California Gov. Gavin Newsom turned up the heat on horse racing Monday, telling the New York Times that the sport’s “time is up” if it doesn’t make significant reforms in regard to the health of its animals. His declaration arrives as Santa Anita prepares for the opening of its fall season on Friday on the heels of a six-month span that saw 30 horses die at the Los Angeles-area race track.
“What happened last year was unacceptable, and all of the excuses be damned,” Newsom told The Times. “We own that going into the next season, and we’re going to have to do something about it. “I’ll tell you, talk about a sport whose time is up unless they reform. That’s horse racing. Incredible abuses to these precious animals and the willingness to just to spit these animals out and literally take their lives is a disgrace.”
In June, Newsom signed bill (SB 469) into law, giving the California Horse Racing Board the authority to suspend the horse-racing licenses of tracks following the spate of deaths at Santa Anita.
Triple Crown scandal brings more heat
The Times also reported last month that 2018 Triple Crown winner Justify tested positive for banned performance-enhancer scopolamine after winning the Santa Anita Derby that year and should have been disqualified from racing at the Kentucky Derby. A coverup by the California Horse Racing Board chaired by Justify’s owner Chuck Winner allowed the horse to avoid disqualification, according to the report. Winner sold Justify’s breeding rights for $60 million, according to The Times.
Famed trainer’s role in scandal
Hall of Fame trainer Bob Baffert’s lawyer argued that Justify’s positive test was a result of “environmental contamination” due to the consumption of jimson weed in his feed. Dr. Rick Sams, who ran the drug lab for the Kentucky Horse Racing Commission from 2011 to 2018, told The Times after looking at records that the amount of scopolamine in Justify’s system — 300 milligrams — indicated doping. “I think it has to come from intentional intervention,” Sams said.
Board exonerated Baffert in horse deaths

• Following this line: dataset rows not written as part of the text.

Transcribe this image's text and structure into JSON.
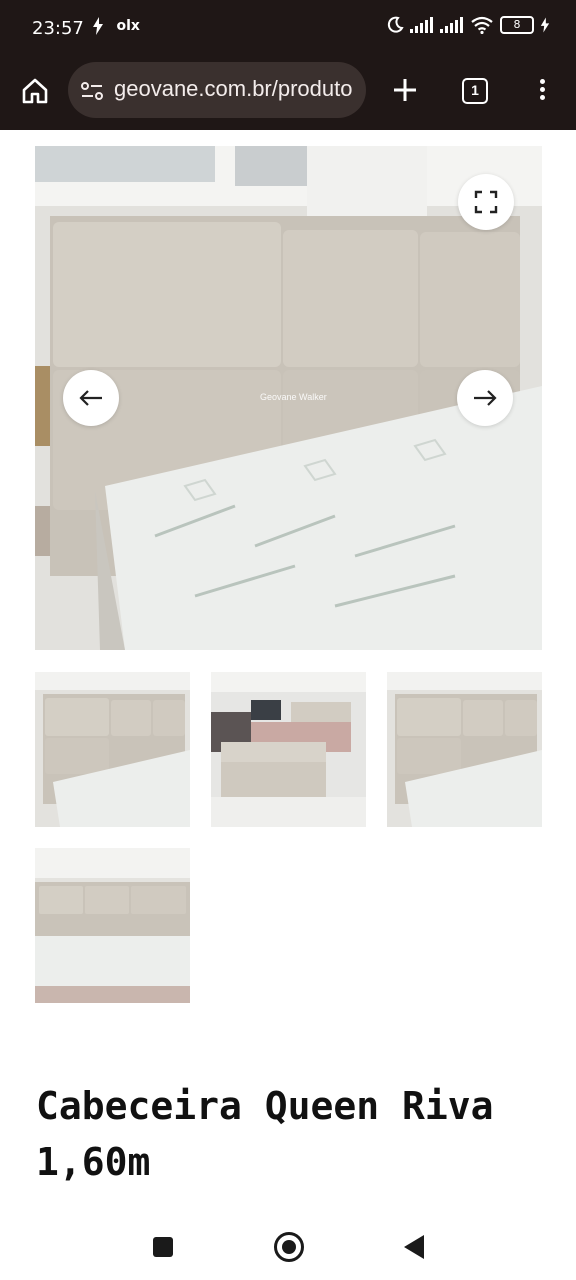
{
  "status_bar": {
    "time": "23:57",
    "left_icons": [
      "charging-bolt-icon",
      "olx-notification-icon"
    ],
    "olx_label": "olx",
    "battery_level": "8",
    "right_icons": [
      "moon-icon",
      "signal-icon",
      "signal-icon",
      "wifi-icon",
      "battery-icon",
      "charging-bolt-icon"
    ]
  },
  "browser": {
    "url": "geovane.com.br/produto",
    "tab_count": "1"
  },
  "gallery": {
    "watermark": "Geovane Walker",
    "thumbnails": 4
  },
  "product": {
    "title": "Cabeceira Queen Riva 1,60m"
  },
  "colors": {
    "chrome_dark": "#1f1716",
    "url_pill": "#3a302e",
    "headboard_fabric": "#cfcac1",
    "mattress": "#eef0ee"
  }
}
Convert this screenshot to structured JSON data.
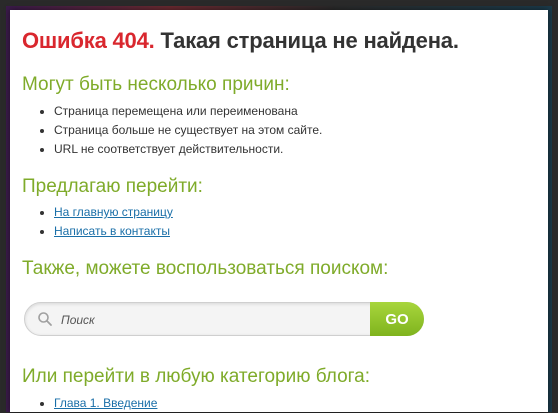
{
  "header": {
    "error_code": "Ошибка 404.",
    "error_message": "Такая страница не найдена."
  },
  "reasons": {
    "heading": "Могут быть несколько причин:",
    "items": [
      "Страница перемещена или переименована",
      "Страница больше не существует на этом сайте.",
      "URL не соответствует действительности."
    ]
  },
  "suggest": {
    "heading": "Предлагаю перейти:",
    "links": [
      "На главную страницу",
      "Написать в контакты"
    ]
  },
  "search": {
    "heading": "Также, можете воспользоваться поиском:",
    "placeholder": "Поиск",
    "button_label": "GO"
  },
  "categories": {
    "heading": "Или перейти в любую категорию блога:",
    "links": [
      "Глава 1. Введение"
    ]
  },
  "colors": {
    "error_red": "#d9272e",
    "heading_green": "#7fab2a",
    "link_blue": "#1a6fa8",
    "go_green": "#8cc12a"
  }
}
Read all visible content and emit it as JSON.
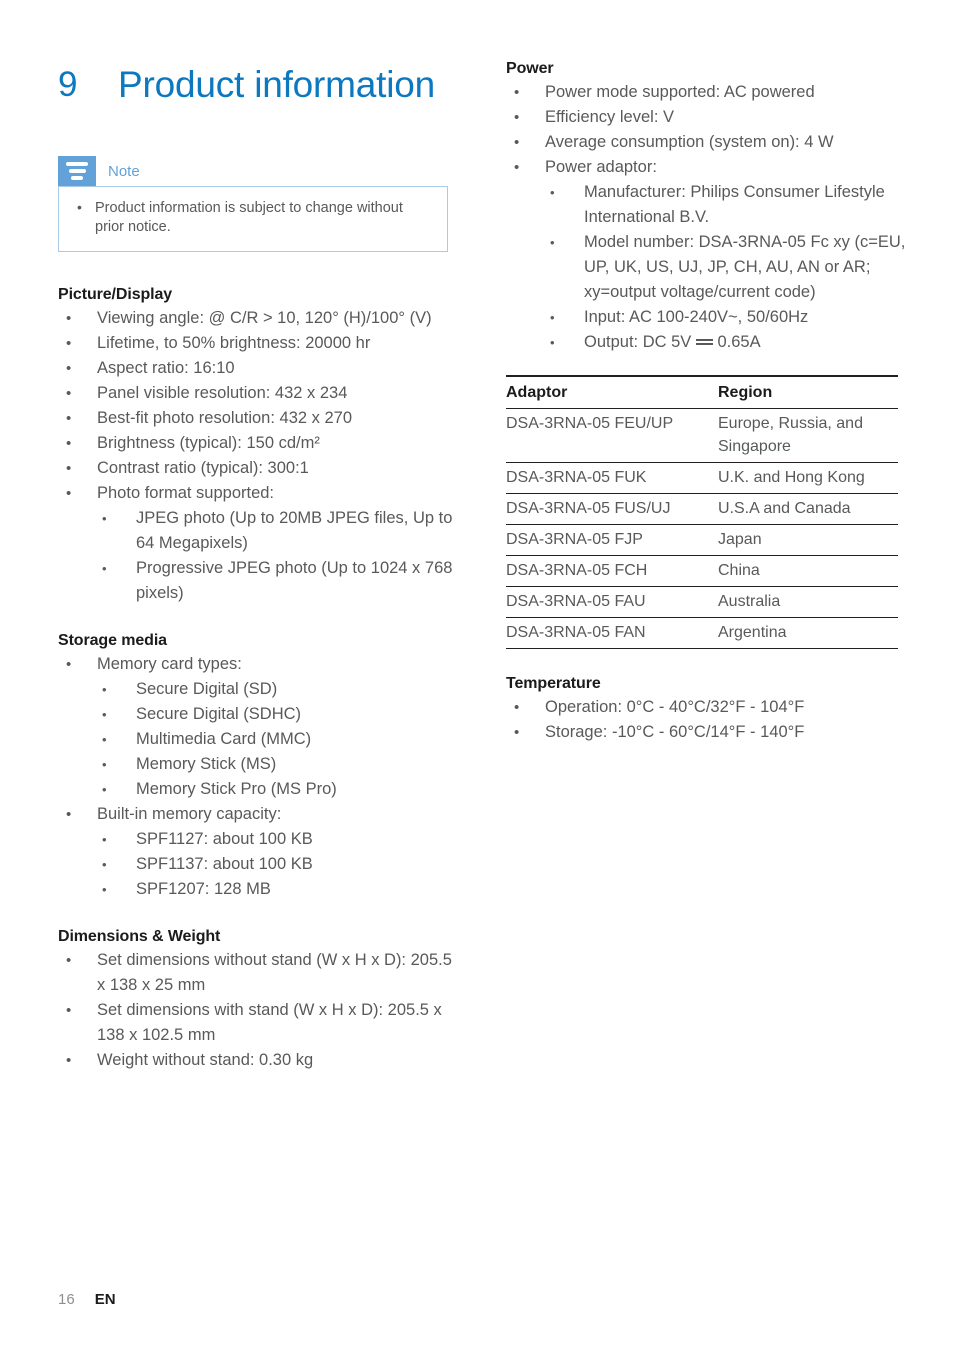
{
  "chapter": {
    "number": "9",
    "title": "Product information"
  },
  "note": {
    "label": "Note",
    "items": [
      "Product information is subject to change without prior notice."
    ]
  },
  "colors": {
    "heading_blue": "#0b78bf",
    "note_blue": "#62a2d8",
    "note_border": "#a9cbe8",
    "body_gray": "#58595b",
    "dark": "#1b1b1b",
    "page_number_gray": "#8d8e90"
  },
  "sections": {
    "picture_display": {
      "heading": "Picture/Display",
      "items": [
        "Viewing angle: @ C/R > 10, 120° (H)/100° (V)",
        "Lifetime, to 50% brightness: 20000 hr",
        "Aspect ratio: 16:10",
        "Panel visible resolution: 432 x 234",
        "Best-fit photo resolution: 432 x 270",
        "Brightness (typical): 150 cd/m²",
        "Contrast ratio (typical): 300:1",
        "Photo format supported:"
      ],
      "photo_formats": [
        "JPEG photo (Up to 20MB JPEG files, Up to 64 Megapixels)",
        "Progressive JPEG photo (Up to 1024 x 768 pixels)"
      ]
    },
    "storage_media": {
      "heading": "Storage media",
      "card_types_label": "Memory card types:",
      "card_types": [
        "Secure Digital (SD)",
        "Secure Digital (SDHC)",
        "Multimedia Card (MMC)",
        "Memory Stick (MS)",
        "Memory Stick Pro (MS Pro)"
      ],
      "builtin_label": "Built-in memory capacity:",
      "builtin": [
        "SPF1127: about 100 KB",
        "SPF1137: about 100 KB",
        "SPF1207: 128 MB"
      ]
    },
    "dimensions_weight": {
      "heading": "Dimensions & Weight",
      "items": [
        "Set dimensions without stand (W x H x D): 205.5 x 138 x 25 mm",
        "Set dimensions with stand (W x H x D): 205.5 x 138 x 102.5 mm",
        "Weight without stand: 0.30 kg"
      ]
    },
    "power": {
      "heading": "Power",
      "items": [
        "Power mode supported: AC powered",
        "Efficiency level: V",
        "Average consumption (system on): 4 W",
        "Power adaptor:"
      ],
      "adaptor_details": [
        "Manufacturer: Philips Consumer Lifestyle International B.V.",
        "Model number: DSA-3RNA-05 Fc xy (c=EU, UP, UK, US, UJ, JP, CH, AU, AN or AR; xy=output voltage/current code)",
        "Input: AC 100-240V~, 50/60Hz"
      ],
      "output_prefix": "Output: DC 5V ",
      "output_suffix": " 0.65A",
      "dc_symbol_name": "direct-current-icon"
    },
    "temperature": {
      "heading": "Temperature",
      "items": [
        "Operation: 0°C - 40°C/32°F - 104°F",
        "Storage: -10°C - 60°C/14°F - 140°F"
      ]
    }
  },
  "adaptor_table": {
    "headers": [
      "Adaptor",
      "Region"
    ],
    "rows": [
      [
        "DSA-3RNA-05 FEU/UP",
        "Europe, Russia, and Singapore"
      ],
      [
        "DSA-3RNA-05 FUK",
        "U.K. and Hong Kong"
      ],
      [
        "DSA-3RNA-05 FUS/UJ",
        "U.S.A and Canada"
      ],
      [
        "DSA-3RNA-05 FJP",
        "Japan"
      ],
      [
        "DSA-3RNA-05 FCH",
        "China"
      ],
      [
        "DSA-3RNA-05 FAU",
        "Australia"
      ],
      [
        "DSA-3RNA-05 FAN",
        "Argentina"
      ]
    ]
  },
  "footer": {
    "page_number": "16",
    "language": "EN"
  }
}
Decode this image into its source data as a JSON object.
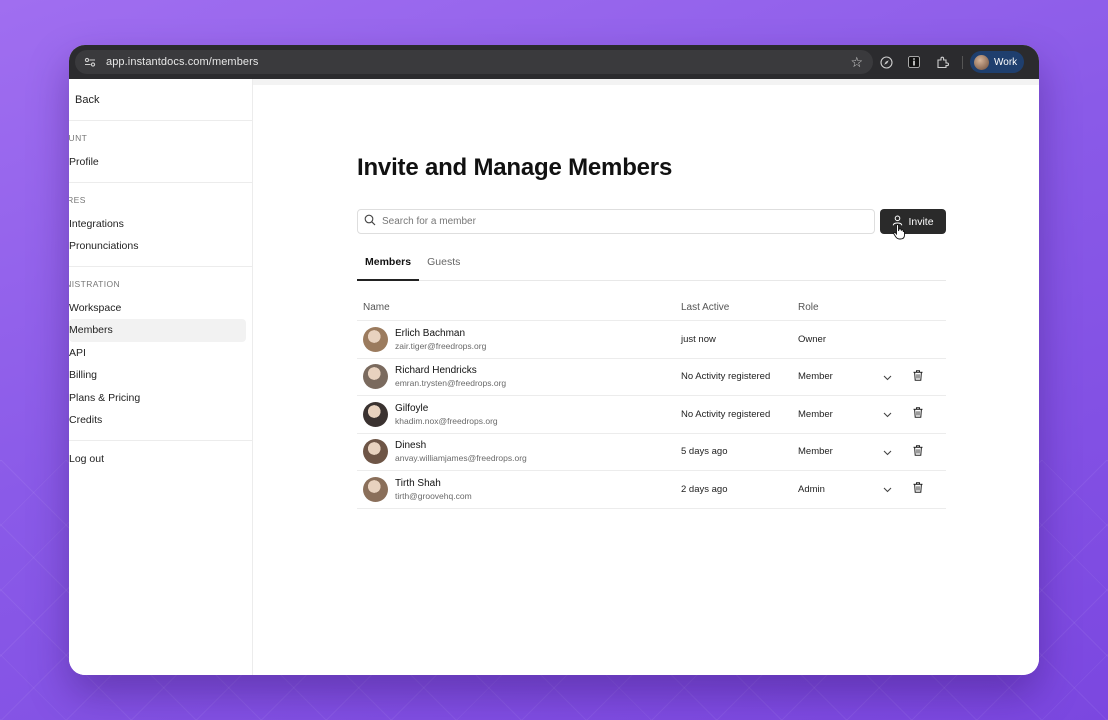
{
  "browser": {
    "url": "app.instantdocs.com/members",
    "profile_label": "Work"
  },
  "sidebar": {
    "back_label": "Back",
    "sections": [
      {
        "heading": "COUNT",
        "items": [
          "Profile"
        ]
      },
      {
        "heading": "TURES",
        "items": [
          "Integrations",
          "Pronunciations"
        ]
      },
      {
        "heading": "MINISTRATION",
        "items": [
          "Workspace",
          "Members",
          "API",
          "Billing",
          "Plans & Pricing",
          "Credits"
        ]
      }
    ],
    "active_item": "Members",
    "logout_label": "Log out"
  },
  "main": {
    "title": "Invite and Manage Members",
    "search_placeholder": "Search for a member",
    "invite_label": "Invite",
    "tabs": [
      "Members",
      "Guests"
    ],
    "active_tab": "Members",
    "columns": [
      "Name",
      "Last Active",
      "Role"
    ],
    "members": [
      {
        "name": "Erlich Bachman",
        "email": "zair.tiger@freedrops.org",
        "last_active": "just now",
        "role": "Owner",
        "editable": false,
        "avatar_color": "#9b7b5e"
      },
      {
        "name": "Richard Hendricks",
        "email": "emran.trysten@freedrops.org",
        "last_active": "No Activity registered",
        "role": "Member",
        "editable": true,
        "avatar_color": "#7a6a5e"
      },
      {
        "name": "Gilfoyle",
        "email": "khadim.nox@freedrops.org",
        "last_active": "No Activity registered",
        "role": "Member",
        "editable": true,
        "avatar_color": "#3a3230"
      },
      {
        "name": "Dinesh",
        "email": "anvay.williamjames@freedrops.org",
        "last_active": "5 days ago",
        "role": "Member",
        "editable": true,
        "avatar_color": "#6e5546"
      },
      {
        "name": "Tirth Shah",
        "email": "tirth@groovehq.com",
        "last_active": "2 days ago",
        "role": "Admin",
        "editable": true,
        "avatar_color": "#8a6f5a"
      }
    ]
  },
  "icons": {
    "search": "search-icon",
    "invite": "user-icon",
    "role_dropdown": "chevron-down-icon",
    "delete": "trash-icon"
  }
}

The California Horse Racing Board exonerated Baffert in 2013 after seven of his horses died at Inglewood’s Hollywood Park over the course of 16 months. Baffert was found to have administered thyroid hormone thyroxine to his horses despite there being no evidence of hypothyroidism in the the horses that received the treatment. The board acknowledged the use of the drug by Baffert, but determined that he had not broken any rules.
Not just in California
Horse racing is under increased scrutiny nationwide as more attention is being paid to the spate of horse deaths. Belmont Park in New York, home to the third leg of the Triple Crown, drew attention when its death toll for 2019 increased to 25 with three deaths in the first two days of its fall season that started Sept. 6. Since then, five more horses have died at Belmont and four others at different New York tracks, according to the New York State Gaming Commission.
Newsom’s stern warning
Newsom cited the increased awareness of the fatalities that have always plagued the sport as influencing his stance. “The more you realize what’s really going on, the more intolerant you become of certain behaviors,” Newsom said. “If you don’t reform yourself, you’re going to get run over, and others are going to reform for you in ways that you don’t like.”
Source: Yahoo Sports